FRANCISTOWN: An elephant and its calf recently went on the rampage at the Ngwasha Veterinary Control Gate leaving police officers and other civil servants stationed there in fear.
When confirming the incident, Nata Police station commander, Superintendent Vincent Pitseetsile said the elephants destroyed a generator and an ablution block at the scene.
Pitseetsile said the elephants also damaged some of the officers’ and government properties.
The incident, the police chief added, has left police officers and civil servants living within the vicinity of the Veterinary Control Gate terrified as their lives are in great danger.
“The incident happened when the elephant tried to save its calf that was trapped in a drain while looking for water.
Its mother then lost temper and went on the rampage destroying property. People then ran (off) in different directions fearing for their dear lives,” Pitseetsile said.
Even though Pitseetsile was concerned about the damage caused by the two elephants, he was glad that no one was harmed.
The matter, he said, was reported to wildlife authorities.
He added that wildlife officers came on time and managed to rescue the calf.
“The angry elephant then walked away with her calf. The situation became normal after the elephants left, leaving government and police officers counting losses,” Pitseetsile said.
“We are yet to quantify the extent of the damage that the elephants caused during the rampage,” he added.
In his inaugural speech on Friday at the University of Botswana Indoor Sports Arena, President Mokgweetsi Masisi touched on the issue of human-wildlife conflict.
“As you may be aware, in the recent past, Botswana has experienced high incidences of human-wildlife conflict particularly relating to elephants due to their significant increase in population.”
When speaking about some of the strategies set aside for wildlife conservation, Masisi said approximately 40% of Botswana’s land mass is in the form of national parks, game reserves and Wildlife Management Areas.

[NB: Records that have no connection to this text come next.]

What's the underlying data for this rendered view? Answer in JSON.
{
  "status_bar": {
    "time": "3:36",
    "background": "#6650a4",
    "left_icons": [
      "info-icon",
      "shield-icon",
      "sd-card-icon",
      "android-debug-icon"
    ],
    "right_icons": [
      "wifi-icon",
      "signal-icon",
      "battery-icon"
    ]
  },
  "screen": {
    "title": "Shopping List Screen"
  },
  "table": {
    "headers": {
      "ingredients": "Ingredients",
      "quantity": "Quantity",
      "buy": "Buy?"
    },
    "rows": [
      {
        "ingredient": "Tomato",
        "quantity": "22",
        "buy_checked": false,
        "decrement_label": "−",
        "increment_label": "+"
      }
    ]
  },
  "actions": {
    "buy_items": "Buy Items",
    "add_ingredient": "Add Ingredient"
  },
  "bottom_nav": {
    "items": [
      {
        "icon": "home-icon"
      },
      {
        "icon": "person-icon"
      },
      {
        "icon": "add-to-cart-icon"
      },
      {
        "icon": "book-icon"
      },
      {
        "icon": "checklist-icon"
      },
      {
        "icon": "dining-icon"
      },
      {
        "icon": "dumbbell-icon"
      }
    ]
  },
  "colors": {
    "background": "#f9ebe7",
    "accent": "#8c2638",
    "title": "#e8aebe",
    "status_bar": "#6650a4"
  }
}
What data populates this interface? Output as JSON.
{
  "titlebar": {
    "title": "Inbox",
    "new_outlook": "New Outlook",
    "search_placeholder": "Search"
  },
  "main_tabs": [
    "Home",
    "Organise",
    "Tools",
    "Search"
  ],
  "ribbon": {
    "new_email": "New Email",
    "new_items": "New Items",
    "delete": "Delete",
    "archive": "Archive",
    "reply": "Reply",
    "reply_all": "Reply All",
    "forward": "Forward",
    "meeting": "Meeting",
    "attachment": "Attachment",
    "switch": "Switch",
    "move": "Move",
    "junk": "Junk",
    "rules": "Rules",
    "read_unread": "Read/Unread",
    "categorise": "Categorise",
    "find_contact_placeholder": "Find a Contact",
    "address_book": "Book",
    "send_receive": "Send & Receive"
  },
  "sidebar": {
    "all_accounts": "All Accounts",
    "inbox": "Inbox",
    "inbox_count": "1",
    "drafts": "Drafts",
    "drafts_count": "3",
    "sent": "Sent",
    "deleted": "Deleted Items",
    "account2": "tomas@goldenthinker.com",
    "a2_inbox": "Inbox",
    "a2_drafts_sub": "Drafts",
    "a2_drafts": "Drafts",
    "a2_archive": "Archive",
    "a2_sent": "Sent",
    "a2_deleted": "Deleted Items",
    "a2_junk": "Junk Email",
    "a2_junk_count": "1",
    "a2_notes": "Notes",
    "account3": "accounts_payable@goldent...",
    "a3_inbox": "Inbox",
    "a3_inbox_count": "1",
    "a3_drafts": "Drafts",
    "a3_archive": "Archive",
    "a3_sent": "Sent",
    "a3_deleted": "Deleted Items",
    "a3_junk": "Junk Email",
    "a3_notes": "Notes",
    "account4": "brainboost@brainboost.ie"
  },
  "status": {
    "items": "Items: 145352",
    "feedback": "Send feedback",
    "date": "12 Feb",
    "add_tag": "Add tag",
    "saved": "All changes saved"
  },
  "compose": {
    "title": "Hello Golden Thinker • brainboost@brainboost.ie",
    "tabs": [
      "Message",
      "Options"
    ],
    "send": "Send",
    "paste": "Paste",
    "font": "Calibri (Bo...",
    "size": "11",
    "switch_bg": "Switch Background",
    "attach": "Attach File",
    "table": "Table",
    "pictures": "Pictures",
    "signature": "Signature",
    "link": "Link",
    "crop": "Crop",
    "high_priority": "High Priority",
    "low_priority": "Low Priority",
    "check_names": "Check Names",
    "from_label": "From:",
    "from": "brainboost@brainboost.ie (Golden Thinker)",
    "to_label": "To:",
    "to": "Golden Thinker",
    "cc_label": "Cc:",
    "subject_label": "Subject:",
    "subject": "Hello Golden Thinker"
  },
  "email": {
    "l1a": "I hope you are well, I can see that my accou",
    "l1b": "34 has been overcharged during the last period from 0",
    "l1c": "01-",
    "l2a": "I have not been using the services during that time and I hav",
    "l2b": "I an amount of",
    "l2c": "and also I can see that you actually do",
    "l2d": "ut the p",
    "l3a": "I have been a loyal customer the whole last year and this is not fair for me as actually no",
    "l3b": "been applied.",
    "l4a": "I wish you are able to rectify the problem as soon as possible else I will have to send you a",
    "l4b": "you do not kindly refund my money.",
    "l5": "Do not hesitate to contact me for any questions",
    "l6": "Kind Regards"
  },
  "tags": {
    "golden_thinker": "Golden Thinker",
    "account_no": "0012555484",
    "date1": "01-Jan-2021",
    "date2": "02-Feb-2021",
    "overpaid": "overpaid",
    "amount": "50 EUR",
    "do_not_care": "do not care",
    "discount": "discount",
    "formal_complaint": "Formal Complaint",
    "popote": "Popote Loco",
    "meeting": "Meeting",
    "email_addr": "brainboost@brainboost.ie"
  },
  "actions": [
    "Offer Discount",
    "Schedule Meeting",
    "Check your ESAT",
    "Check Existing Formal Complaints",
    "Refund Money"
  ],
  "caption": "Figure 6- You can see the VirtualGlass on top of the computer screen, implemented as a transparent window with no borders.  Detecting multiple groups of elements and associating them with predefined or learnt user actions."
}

The President said despite this land reservation, elephant population has increased beyond the capacity of the game reserves to trespass into human settlement areas and raised conflict.